I haven’t seen much discussion of this issue outside of the intellectual property community, though no doubt it’s being discussed among tractor owners. John Deere has effectively locked down its tractors, making it difficult for farmers to repair or modify the tractors they have purchased on their own. Fortunately, there’s a carveout in the onerous DMCA that keeps jailbreaking the tractors from being criminal, but the farmers are still potentially liable in a civil suit, and as in any situation with running unauthorized firmware, are in a constant arms race with the manufacturer to keep up with the latest releases, not to mention vulnerable to security issues.
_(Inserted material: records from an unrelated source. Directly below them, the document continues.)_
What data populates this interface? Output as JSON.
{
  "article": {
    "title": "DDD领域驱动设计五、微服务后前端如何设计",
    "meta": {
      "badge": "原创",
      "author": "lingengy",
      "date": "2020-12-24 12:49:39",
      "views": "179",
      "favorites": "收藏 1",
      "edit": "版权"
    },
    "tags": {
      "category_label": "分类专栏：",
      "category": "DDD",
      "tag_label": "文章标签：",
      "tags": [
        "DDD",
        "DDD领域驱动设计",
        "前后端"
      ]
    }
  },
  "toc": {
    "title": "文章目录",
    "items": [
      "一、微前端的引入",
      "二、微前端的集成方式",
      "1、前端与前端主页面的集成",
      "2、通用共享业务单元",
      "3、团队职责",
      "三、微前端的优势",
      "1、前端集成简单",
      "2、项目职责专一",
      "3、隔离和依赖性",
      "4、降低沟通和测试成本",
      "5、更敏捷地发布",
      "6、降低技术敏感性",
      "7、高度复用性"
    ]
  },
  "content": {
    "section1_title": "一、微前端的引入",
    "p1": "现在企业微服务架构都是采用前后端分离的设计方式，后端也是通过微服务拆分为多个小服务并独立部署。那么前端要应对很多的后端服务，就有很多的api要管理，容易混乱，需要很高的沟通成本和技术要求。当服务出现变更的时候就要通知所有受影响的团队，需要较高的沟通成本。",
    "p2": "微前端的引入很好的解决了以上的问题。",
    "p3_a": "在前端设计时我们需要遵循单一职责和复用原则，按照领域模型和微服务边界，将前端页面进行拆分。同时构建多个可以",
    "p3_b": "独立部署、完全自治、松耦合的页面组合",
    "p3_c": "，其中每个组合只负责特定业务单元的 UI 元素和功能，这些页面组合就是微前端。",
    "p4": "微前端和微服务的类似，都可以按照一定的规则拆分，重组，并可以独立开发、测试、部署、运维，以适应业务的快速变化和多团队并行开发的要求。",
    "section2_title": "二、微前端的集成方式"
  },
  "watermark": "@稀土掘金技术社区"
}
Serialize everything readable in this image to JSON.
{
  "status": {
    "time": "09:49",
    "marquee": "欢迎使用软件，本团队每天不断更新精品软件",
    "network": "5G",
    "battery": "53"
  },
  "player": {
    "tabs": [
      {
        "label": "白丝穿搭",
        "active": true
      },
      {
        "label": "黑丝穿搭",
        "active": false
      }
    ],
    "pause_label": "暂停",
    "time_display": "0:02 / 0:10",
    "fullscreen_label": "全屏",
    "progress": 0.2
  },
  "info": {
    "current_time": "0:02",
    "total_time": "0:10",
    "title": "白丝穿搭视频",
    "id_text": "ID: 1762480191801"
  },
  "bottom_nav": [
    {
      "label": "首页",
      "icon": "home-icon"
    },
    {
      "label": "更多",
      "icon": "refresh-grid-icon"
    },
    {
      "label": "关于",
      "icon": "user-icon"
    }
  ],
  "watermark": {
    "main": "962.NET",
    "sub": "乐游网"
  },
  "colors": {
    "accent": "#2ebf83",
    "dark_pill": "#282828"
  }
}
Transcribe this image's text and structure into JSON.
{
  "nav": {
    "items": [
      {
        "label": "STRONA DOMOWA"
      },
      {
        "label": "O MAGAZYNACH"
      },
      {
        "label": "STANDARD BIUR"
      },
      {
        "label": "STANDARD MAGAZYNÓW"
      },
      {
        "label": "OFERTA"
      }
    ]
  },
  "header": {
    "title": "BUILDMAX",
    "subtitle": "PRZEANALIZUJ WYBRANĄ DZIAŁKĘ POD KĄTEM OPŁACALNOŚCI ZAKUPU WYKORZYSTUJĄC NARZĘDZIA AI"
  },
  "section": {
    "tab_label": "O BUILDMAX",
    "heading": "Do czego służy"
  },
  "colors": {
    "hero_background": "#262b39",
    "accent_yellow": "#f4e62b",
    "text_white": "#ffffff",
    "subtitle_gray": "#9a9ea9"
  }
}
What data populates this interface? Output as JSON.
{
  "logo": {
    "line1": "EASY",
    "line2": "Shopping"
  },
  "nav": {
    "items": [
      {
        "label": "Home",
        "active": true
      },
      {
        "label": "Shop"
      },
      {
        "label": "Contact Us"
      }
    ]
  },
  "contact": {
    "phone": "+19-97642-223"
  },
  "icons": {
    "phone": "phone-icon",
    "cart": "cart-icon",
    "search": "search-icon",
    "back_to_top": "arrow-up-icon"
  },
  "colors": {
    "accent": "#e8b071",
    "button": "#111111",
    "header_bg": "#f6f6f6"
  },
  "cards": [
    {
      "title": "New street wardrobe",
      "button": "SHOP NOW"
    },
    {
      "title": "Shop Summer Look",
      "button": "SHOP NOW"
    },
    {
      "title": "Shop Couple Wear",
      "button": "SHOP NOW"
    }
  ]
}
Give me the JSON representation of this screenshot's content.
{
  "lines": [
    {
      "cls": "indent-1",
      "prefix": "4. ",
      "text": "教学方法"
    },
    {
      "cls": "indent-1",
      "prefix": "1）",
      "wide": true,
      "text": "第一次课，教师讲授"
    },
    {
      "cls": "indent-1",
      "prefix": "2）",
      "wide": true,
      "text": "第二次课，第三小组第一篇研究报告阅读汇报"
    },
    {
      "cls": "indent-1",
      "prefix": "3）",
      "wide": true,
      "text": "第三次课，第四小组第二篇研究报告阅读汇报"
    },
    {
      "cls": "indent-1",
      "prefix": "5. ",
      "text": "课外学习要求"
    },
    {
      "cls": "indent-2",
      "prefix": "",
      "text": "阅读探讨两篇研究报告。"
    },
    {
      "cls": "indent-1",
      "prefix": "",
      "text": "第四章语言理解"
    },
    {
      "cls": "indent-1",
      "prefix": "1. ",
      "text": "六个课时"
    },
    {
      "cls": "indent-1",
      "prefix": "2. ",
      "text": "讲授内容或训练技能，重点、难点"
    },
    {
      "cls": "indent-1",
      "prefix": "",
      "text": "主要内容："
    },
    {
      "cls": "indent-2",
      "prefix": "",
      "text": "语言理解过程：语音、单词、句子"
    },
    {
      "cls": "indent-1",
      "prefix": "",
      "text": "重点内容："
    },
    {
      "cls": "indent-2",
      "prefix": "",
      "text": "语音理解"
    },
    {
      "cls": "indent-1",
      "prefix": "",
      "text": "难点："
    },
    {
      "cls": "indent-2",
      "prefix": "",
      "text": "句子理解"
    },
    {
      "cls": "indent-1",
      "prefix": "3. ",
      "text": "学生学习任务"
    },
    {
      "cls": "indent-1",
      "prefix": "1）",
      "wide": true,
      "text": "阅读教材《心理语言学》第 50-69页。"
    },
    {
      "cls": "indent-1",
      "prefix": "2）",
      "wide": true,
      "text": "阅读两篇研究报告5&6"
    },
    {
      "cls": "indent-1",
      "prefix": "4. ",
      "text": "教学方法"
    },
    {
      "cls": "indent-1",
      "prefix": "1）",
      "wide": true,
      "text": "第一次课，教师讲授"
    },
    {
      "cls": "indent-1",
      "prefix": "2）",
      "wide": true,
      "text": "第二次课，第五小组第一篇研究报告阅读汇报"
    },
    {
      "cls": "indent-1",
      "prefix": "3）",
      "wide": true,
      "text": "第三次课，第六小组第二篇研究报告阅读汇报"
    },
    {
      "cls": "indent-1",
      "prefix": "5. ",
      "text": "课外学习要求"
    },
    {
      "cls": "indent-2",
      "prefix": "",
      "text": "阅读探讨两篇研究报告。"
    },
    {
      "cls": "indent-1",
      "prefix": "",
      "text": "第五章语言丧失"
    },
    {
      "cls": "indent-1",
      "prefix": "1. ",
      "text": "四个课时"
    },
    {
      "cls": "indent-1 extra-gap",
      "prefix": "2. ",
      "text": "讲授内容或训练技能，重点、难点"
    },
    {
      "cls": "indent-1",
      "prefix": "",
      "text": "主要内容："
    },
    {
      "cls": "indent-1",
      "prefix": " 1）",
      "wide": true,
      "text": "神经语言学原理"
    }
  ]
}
John Deere today, GM tomorrow? Not impossible to imagine. As automobiles get more and more sophisticated and software controlled, car manufacturers will want to limit what customers can do to the software, for good reasons: safety and security can be compromised with changes that don’t go well. However, the temptation will also be there to protect that investment and recoup the cost by forcing customers to stay within their infrastructure for add-on parts and repairs. Tires that have to be licensed by GM to be recognized by the vehicle, for example, or the car won’t operate. Oil changes that can only be performed at GM-certified garages. When the ability of the engine to start and run is controlled by software, almost anything is possible. We’re already seeing used car dealers adding after-market devices that disable vehicles if too many payments are missed. What if car companies decide to stop supporting cars that are more than 10 years old?
Regulation is going to be way behind reality here.